Defined benefit pension transfers

This appears to be the issue at the front of most advising firms minds at the moment.

Firms are wrestling with upside (enter the market) and downside (stay away) risk management.

There are often very good reasons to advise against staying in scheme pension at the moment. The question is, on entry into the market, how do you minimise your risk?

This essentially boils down to managing FCA (regulatory) and FOS (claims) risk.

We are comfortable with our process format, but recently we saw a process that was exceptionally good, in our view, in one of our file reviews. We tweeted about it recently.

From a regulatory point of view we need to be mindful of the 3 key tenets of suitable advice.

  • Is it in the clients’ best interest?
  • Has the client been fully informed?
  • Has the communication with the client been fair, clear and not misleading?

Within that framework, the firm in question has a process that goes something like this:

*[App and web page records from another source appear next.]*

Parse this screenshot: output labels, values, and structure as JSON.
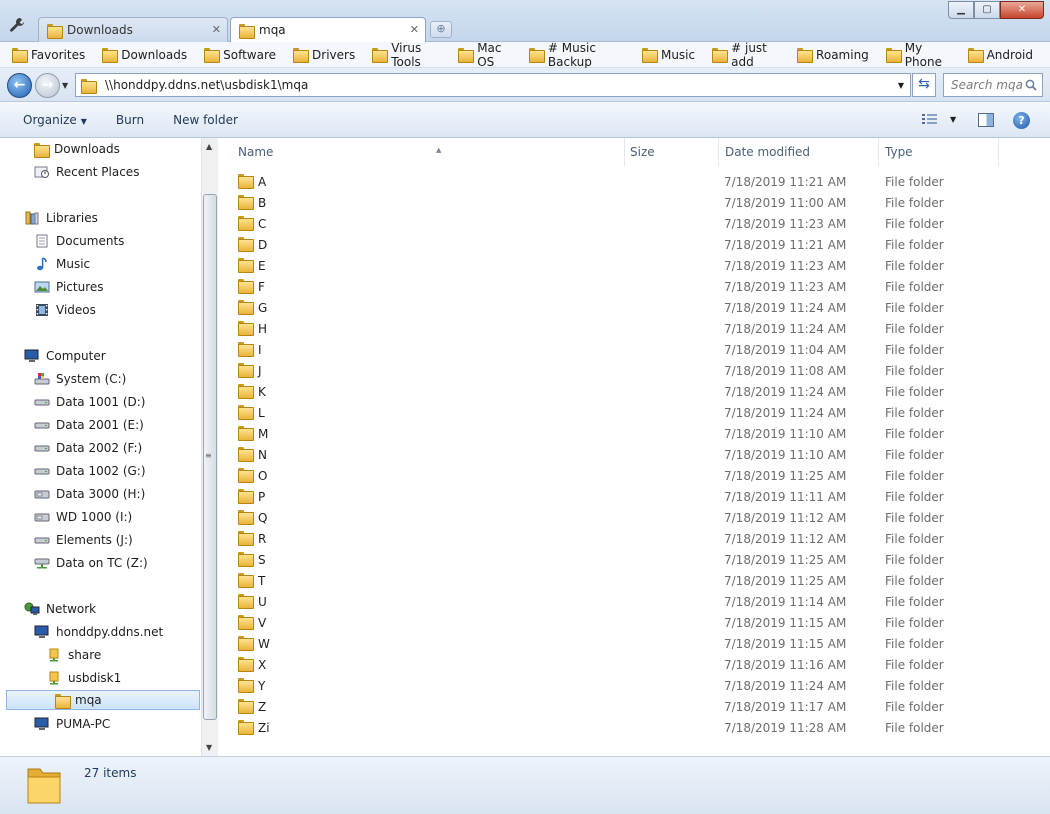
{
  "tabs": [
    {
      "label": "Downloads",
      "active": false
    },
    {
      "label": "mqa",
      "active": true
    }
  ],
  "window_buttons": {
    "minimize": "▁",
    "maximize": "▢",
    "close": "✕"
  },
  "favorites": [
    "Favorites",
    "Downloads",
    "Software",
    "Drivers",
    "Virus Tools",
    "Mac OS",
    "# Music Backup",
    "Music",
    "# just add",
    "Roaming",
    "My Phone",
    "Android"
  ],
  "address": {
    "path": "\\\\honddpy.ddns.net\\usbdisk1\\mqa",
    "search_placeholder": "Search mqa"
  },
  "commands": {
    "organize": "Organize",
    "burn": "Burn",
    "new_folder": "New folder"
  },
  "nav": {
    "downloads": "Downloads",
    "recent": "Recent Places",
    "libraries": "Libraries",
    "documents": "Documents",
    "music": "Music",
    "pictures": "Pictures",
    "videos": "Videos",
    "computer": "Computer",
    "drives": [
      "System (C:)",
      "Data 1001 (D:)",
      "Data 2001 (E:)",
      "Data 2002 (F:)",
      "Data 1002 (G:)",
      "Data 3000 (H:)",
      "WD 1000 (I:)",
      "Elements (J:)",
      "Data on TC (Z:)"
    ],
    "network": "Network",
    "server": "honddpy.ddns.net",
    "share": "share",
    "usbdisk": "usbdisk1",
    "mqa": "mqa",
    "puma": "PUMA-PC"
  },
  "columns": {
    "name": "Name",
    "size": "Size",
    "date": "Date modified",
    "type": "Type"
  },
  "files": [
    {
      "name": "A",
      "date": "7/18/2019 11:21 AM",
      "type": "File folder"
    },
    {
      "name": "B",
      "date": "7/18/2019 11:00 AM",
      "type": "File folder"
    },
    {
      "name": "C",
      "date": "7/18/2019 11:23 AM",
      "type": "File folder"
    },
    {
      "name": "D",
      "date": "7/18/2019 11:21 AM",
      "type": "File folder"
    },
    {
      "name": "E",
      "date": "7/18/2019 11:23 AM",
      "type": "File folder"
    },
    {
      "name": "F",
      "date": "7/18/2019 11:23 AM",
      "type": "File folder"
    },
    {
      "name": "G",
      "date": "7/18/2019 11:24 AM",
      "type": "File folder"
    },
    {
      "name": "H",
      "date": "7/18/2019 11:24 AM",
      "type": "File folder"
    },
    {
      "name": "I",
      "date": "7/18/2019 11:04 AM",
      "type": "File folder"
    },
    {
      "name": "J",
      "date": "7/18/2019 11:08 AM",
      "type": "File folder"
    },
    {
      "name": "K",
      "date": "7/18/2019 11:24 AM",
      "type": "File folder"
    },
    {
      "name": "L",
      "date": "7/18/2019 11:24 AM",
      "type": "File folder"
    },
    {
      "name": "M",
      "date": "7/18/2019 11:10 AM",
      "type": "File folder"
    },
    {
      "name": "N",
      "date": "7/18/2019 11:10 AM",
      "type": "File folder"
    },
    {
      "name": "O",
      "date": "7/18/2019 11:25 AM",
      "type": "File folder"
    },
    {
      "name": "P",
      "date": "7/18/2019 11:11 AM",
      "type": "File folder"
    },
    {
      "name": "Q",
      "date": "7/18/2019 11:12 AM",
      "type": "File folder"
    },
    {
      "name": "R",
      "date": "7/18/2019 11:12 AM",
      "type": "File folder"
    },
    {
      "name": "S",
      "date": "7/18/2019 11:25 AM",
      "type": "File folder"
    },
    {
      "name": "T",
      "date": "7/18/2019 11:25 AM",
      "type": "File folder"
    },
    {
      "name": "U",
      "date": "7/18/2019 11:14 AM",
      "type": "File folder"
    },
    {
      "name": "V",
      "date": "7/18/2019 11:15 AM",
      "type": "File folder"
    },
    {
      "name": "W",
      "date": "7/18/2019 11:15 AM",
      "type": "File folder"
    },
    {
      "name": "X",
      "date": "7/18/2019 11:16 AM",
      "type": "File folder"
    },
    {
      "name": "Y",
      "date": "7/18/2019 11:24 AM",
      "type": "File folder"
    },
    {
      "name": "Z",
      "date": "7/18/2019 11:17 AM",
      "type": "File folder"
    },
    {
      "name": "Zi",
      "date": "7/18/2019 11:28 AM",
      "type": "File folder"
    }
  ],
  "status": {
    "item_count": "27 items"
  }
}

Step 1: Compare the scheme pension with a mirror and level annuity, and drawdown WITHOUT taking ANY notice of the member’s financial and personal circumstances. Invariably, the result will be that the scheme pension is better than anything else. The brilliant win in adopting this stance is that the adviser deals directly with the FCA rule that requires the starting point to be “its not suitable” (COBS19.1.6).

Step 2: Analyse the target monetary objectives of the member relative to the scheme pension / annuity / drawdown, taking INTO account ALL the income and liquid assets that can be brought to bear to satisfy those objectives. Our standard position is to do this using a cash flow modelling tool, making sure that the starting assumptions are reasonably stress tested for a catastrophe. Please note that we always suggest that the cash flow scenarios include modelling the death of the member prior to the spouse. This stage plays to COBS19.1.3 (taking all the clients’ circumstances into account) and COBS9.2.2 (client is able to bear the investment risks inherent in the advice).

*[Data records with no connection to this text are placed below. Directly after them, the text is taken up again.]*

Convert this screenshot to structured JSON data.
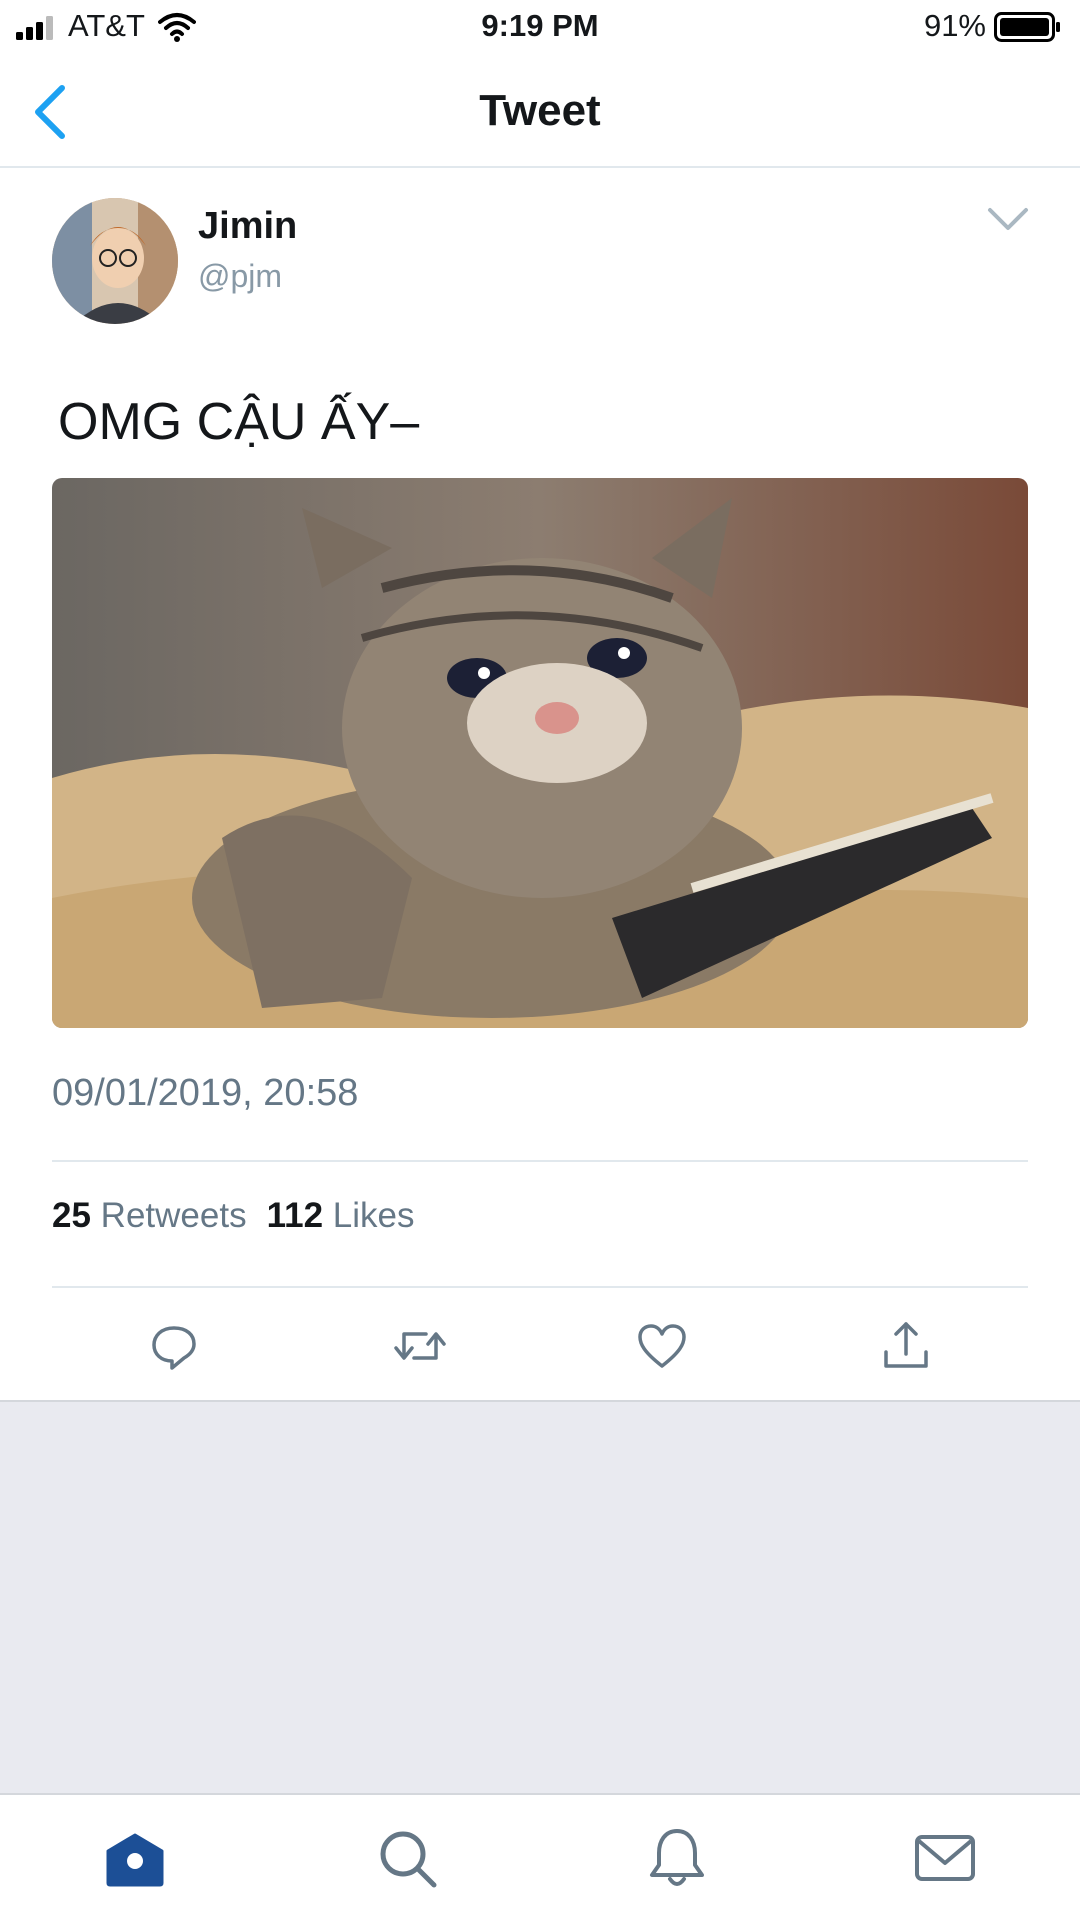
{
  "status_bar": {
    "carrier": "AT&T",
    "time": "9:19 PM",
    "battery": "91%",
    "battery_level": 0.91
  },
  "nav": {
    "title": "Tweet",
    "back_icon": "back-chevron-icon"
  },
  "tweet": {
    "display_name": "Jimin",
    "handle": "@pjm",
    "text": "OMG CẬU ẤY–",
    "timestamp": "09/01/2019, 20:58",
    "retweet_count": "25",
    "retweet_label": "Retweets",
    "like_count": "112",
    "like_label": "Likes"
  },
  "actions": [
    "reply-icon",
    "retweet-icon",
    "like-icon",
    "share-icon"
  ],
  "tabbar": [
    "home-icon",
    "search-icon",
    "notifications-icon",
    "messages-icon"
  ],
  "colors": {
    "accent": "#1da1f2",
    "tab_active": "#1c4f96",
    "icon_gray": "#657786",
    "divider": "#e1e8ed",
    "empty_area": "#e9eaf0"
  }
}
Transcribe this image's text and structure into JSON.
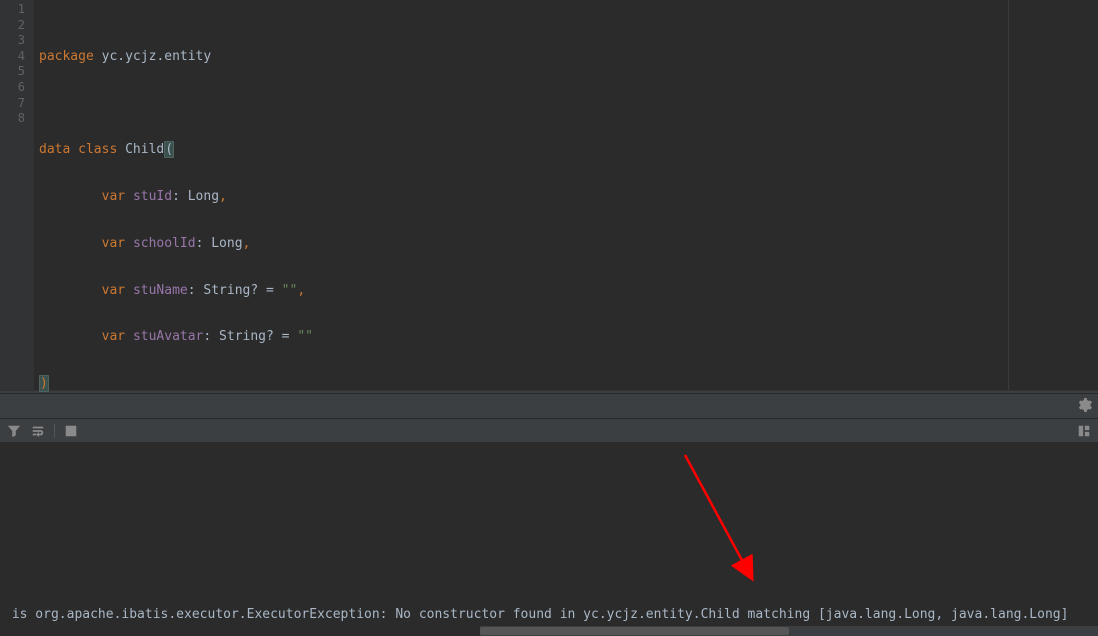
{
  "gutter": {
    "lines": [
      1,
      2,
      3,
      4,
      5,
      6,
      7,
      8
    ]
  },
  "code": {
    "l1": {
      "kw_package": "package",
      "pkg": "yc.ycjz.entity"
    },
    "l3": {
      "kw_data": "data",
      "kw_class": "class",
      "name": "Child",
      "paren": "("
    },
    "l4": {
      "kw_var": "var",
      "field": "stuId",
      "colon": ":",
      "type": "Long",
      "comma": ","
    },
    "l5": {
      "kw_var": "var",
      "field": "schoolId",
      "colon": ":",
      "type": "Long",
      "comma": ","
    },
    "l6": {
      "kw_var": "var",
      "field": "stuName",
      "colon": ":",
      "type": "String?",
      "eq": "=",
      "val": "\"\"",
      "comma": ","
    },
    "l7": {
      "kw_var": "var",
      "field": "stuAvatar",
      "colon": ":",
      "type": "String?",
      "eq": "=",
      "val": "\"\""
    },
    "l8": {
      "paren": ")"
    }
  },
  "console": {
    "line": " is org.apache.ibatis.executor.ExecutorException: No constructor found in yc.ycjz.entity.Child matching [java.lang.Long, java.lang.Long]"
  }
}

Step 3: Make a recommendation, INCLUDING ALL ancillary benefits not already considered. In taking step 3, it is imperative that if the modelling of the scheme pension in Step 2 shows that clients will sustain an income sufficient to meet their objectives, then the advice should be NOT to proceed, unless there are other compelling reasons. (It’s not the purpose of this blog to consider those.)

As usual, hopefully this is helpful.

Sadly its also important to just say that in spite of this note, the buck stops with the regulated firm / adviser and reliance on this, our interpretation of the rules is a risk that remains with you. In essence the purpose of the blog is to help you risk manage a high risk strategy if you decide on an the upside risk route.